There were and have been other fishermen there, but this lake, with its restricted gear regulations--no bait, single barbless hook, electric motors only--tends to attract fishermen serious about fishing. There may have been a few more campers there, but I was still able to get in at the channel and fish the upper section of the south lake again.


It was a wonderful afternoon, bright and hot, a real taste of summer. I threw a small muddler for awhile, with no effect; I fished some nymphs under a lightly bobbing indicator, still with no effect, other than complete relaxation.


I decided to try the Carpet Caddis again. So far this season it hasn't quite come into its own. But it did on Saturday. I flipped it out along the shoreline and had an immediate hit.


I leisurely worked my way down the shoreline casting into the endless little nooks and crannies, and found fish of all kinds who couldn't do without it.

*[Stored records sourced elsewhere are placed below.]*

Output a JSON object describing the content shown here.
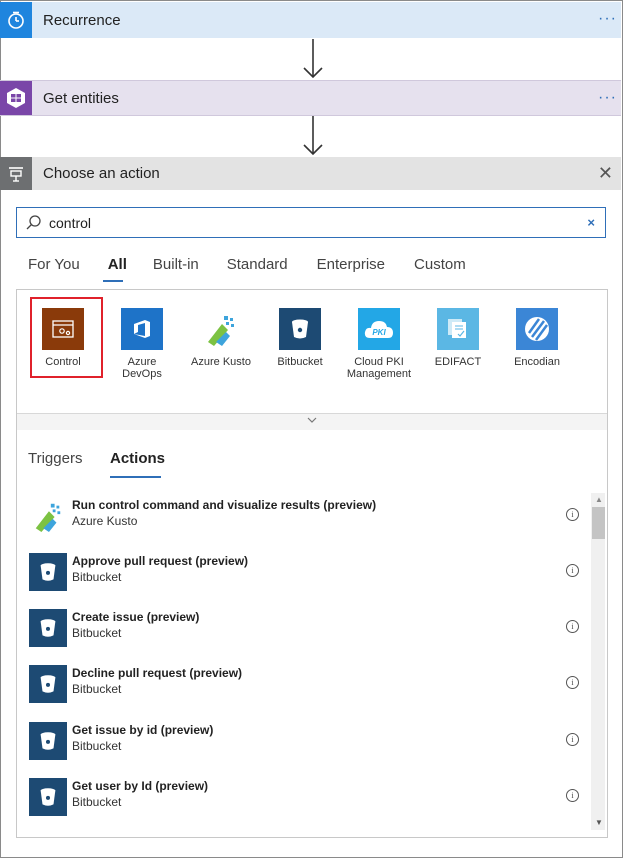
{
  "steps": {
    "recurrence": {
      "title": "Recurrence",
      "more": "···"
    },
    "get_entities": {
      "title": "Get entities",
      "more": "···"
    },
    "choose_action": {
      "title": "Choose an action",
      "close": "✕"
    }
  },
  "search": {
    "value": "control",
    "clear": "×"
  },
  "category_tabs": [
    "For You",
    "All",
    "Built-in",
    "Standard",
    "Enterprise",
    "Custom"
  ],
  "category_selected": "All",
  "connectors": [
    {
      "line1": "Control",
      "line2": "",
      "icon": "control-icon",
      "color": "#8a3a0a"
    },
    {
      "line1": "Azure",
      "line2": "DevOps",
      "icon": "azure-devops-icon",
      "color": "#1e73c8"
    },
    {
      "line1": "Azure Kusto",
      "line2": "",
      "icon": "azure-kusto-icon",
      "color": "#ffffff"
    },
    {
      "line1": "Bitbucket",
      "line2": "",
      "icon": "bitbucket-icon",
      "color": "#1d4a73"
    },
    {
      "line1": "Cloud PKI",
      "line2": "Management",
      "icon": "cloud-pki-icon",
      "color": "#23a7e6"
    },
    {
      "line1": "EDIFACT",
      "line2": "",
      "icon": "edifact-icon",
      "color": "#5bb7e4"
    },
    {
      "line1": "Encodian",
      "line2": "",
      "icon": "encodian-icon",
      "color": "#3b86d6"
    }
  ],
  "trigger_tabs": {
    "triggers": "Triggers",
    "actions": "Actions"
  },
  "actions": [
    {
      "name": "Run control command and visualize results (preview)",
      "connector": "Azure Kusto",
      "icon": "azure-kusto-icon"
    },
    {
      "name": "Approve pull request (preview)",
      "connector": "Bitbucket",
      "icon": "bitbucket-icon"
    },
    {
      "name": "Create issue (preview)",
      "connector": "Bitbucket",
      "icon": "bitbucket-icon"
    },
    {
      "name": "Decline pull request (preview)",
      "connector": "Bitbucket",
      "icon": "bitbucket-icon"
    },
    {
      "name": "Get issue by id (preview)",
      "connector": "Bitbucket",
      "icon": "bitbucket-icon"
    },
    {
      "name": "Get user by Id (preview)",
      "connector": "Bitbucket",
      "icon": "bitbucket-icon"
    }
  ],
  "info_glyph": "i",
  "colors": {
    "accent": "#2f6fb8",
    "selection": "#e0212b",
    "recurrence": "#1f85de",
    "entities": "#7a46a8",
    "action_header": "#6d6f71"
  }
}
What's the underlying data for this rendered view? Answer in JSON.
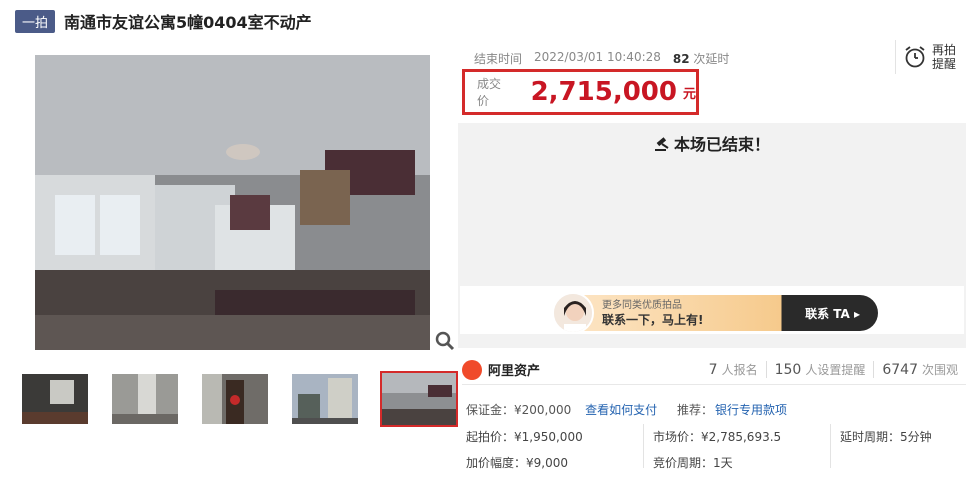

I crossed the lake and worked back up the other side into the channel. I caught more fish along the way, and missed a few, too.


The breeze calmed down and I spent a lovely time with a little dry on my line chasing rises in the channel. I hooked more than I netted. One fish instantly wrapped around a log and broke me off.


The sun went down behind the mountain and I took a break to put my jacket on. Then I tied the Carpet Caddis back on.


It was the perfect ending to a perfect afternoon. I lost a very nice fish, then caught this one along the bank under an overhanging branch, and its twin when he rose nearby and I dropped the fly on his nose and he just couldn't resist. And I was done and happy.


I give Plan B an "A."